Select from the records below every line that has the word "JSON" in it.

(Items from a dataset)
────────
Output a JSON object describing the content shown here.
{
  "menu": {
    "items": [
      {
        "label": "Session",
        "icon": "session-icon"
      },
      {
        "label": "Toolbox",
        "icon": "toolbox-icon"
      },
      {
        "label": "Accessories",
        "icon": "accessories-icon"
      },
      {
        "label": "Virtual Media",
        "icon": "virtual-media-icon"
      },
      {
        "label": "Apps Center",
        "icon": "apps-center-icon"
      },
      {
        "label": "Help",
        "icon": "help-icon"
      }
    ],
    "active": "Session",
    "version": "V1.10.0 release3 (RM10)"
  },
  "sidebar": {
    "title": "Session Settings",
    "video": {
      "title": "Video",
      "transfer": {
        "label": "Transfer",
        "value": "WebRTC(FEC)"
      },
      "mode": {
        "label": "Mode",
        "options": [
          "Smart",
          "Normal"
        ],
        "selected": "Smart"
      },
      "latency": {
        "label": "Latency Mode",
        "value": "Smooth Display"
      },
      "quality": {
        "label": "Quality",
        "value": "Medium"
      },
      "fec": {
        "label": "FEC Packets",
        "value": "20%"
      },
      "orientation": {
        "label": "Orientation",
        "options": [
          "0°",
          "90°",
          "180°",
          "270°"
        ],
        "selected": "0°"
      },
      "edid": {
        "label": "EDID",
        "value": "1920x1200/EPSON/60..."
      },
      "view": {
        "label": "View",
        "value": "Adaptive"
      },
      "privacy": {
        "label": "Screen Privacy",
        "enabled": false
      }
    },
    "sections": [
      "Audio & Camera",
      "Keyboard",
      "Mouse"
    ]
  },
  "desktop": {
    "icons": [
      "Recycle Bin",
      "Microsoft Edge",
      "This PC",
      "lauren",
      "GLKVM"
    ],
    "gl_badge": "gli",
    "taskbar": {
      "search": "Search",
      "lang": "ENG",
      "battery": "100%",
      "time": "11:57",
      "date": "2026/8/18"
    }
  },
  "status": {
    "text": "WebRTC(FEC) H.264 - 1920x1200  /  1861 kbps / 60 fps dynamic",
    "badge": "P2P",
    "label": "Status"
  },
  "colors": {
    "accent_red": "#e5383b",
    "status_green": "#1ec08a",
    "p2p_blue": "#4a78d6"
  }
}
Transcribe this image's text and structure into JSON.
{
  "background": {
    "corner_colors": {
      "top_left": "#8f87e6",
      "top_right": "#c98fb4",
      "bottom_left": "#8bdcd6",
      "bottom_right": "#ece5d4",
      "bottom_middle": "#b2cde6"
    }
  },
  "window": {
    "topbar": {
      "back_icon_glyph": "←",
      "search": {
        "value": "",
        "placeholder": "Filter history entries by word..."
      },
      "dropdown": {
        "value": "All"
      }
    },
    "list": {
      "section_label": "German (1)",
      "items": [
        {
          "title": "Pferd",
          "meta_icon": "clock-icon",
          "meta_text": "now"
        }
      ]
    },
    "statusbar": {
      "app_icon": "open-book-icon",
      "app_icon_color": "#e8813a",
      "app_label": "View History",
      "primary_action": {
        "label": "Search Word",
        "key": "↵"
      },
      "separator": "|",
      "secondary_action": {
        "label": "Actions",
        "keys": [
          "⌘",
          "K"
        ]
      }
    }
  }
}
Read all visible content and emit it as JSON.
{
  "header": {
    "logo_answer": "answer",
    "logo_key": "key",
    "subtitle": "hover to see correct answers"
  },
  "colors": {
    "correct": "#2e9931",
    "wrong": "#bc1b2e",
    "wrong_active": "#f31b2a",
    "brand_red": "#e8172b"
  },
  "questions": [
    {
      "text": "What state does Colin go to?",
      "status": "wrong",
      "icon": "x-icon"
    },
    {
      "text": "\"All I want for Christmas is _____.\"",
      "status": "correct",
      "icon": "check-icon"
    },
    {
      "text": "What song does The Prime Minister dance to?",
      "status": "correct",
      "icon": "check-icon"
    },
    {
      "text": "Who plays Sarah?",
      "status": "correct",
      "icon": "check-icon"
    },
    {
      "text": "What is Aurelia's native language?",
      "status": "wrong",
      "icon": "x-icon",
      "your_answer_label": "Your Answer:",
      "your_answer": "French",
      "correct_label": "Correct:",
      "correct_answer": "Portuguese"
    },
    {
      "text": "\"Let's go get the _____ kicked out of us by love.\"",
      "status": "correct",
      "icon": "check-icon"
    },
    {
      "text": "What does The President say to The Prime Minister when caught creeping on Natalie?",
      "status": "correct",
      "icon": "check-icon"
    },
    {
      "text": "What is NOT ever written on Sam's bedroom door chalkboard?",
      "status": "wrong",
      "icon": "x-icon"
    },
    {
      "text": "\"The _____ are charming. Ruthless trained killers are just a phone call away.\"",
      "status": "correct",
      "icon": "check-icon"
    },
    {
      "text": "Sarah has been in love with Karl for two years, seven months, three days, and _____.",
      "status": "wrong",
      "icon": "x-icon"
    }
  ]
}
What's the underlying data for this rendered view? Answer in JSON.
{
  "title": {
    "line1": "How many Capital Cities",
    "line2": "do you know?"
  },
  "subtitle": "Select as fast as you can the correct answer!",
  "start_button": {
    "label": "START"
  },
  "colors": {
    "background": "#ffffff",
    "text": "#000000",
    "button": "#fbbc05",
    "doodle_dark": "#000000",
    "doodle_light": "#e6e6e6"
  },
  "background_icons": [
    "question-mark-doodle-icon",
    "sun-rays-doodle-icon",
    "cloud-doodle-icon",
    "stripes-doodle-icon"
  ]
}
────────
# SOLUTION FOR THIS TASK:
Output a JSON object describing the content shown here.
Transcribe this image's text and structure into JSON.
Read all visible content and emit it as JSON.
What's the underlying data for this rendered view? Answer in JSON.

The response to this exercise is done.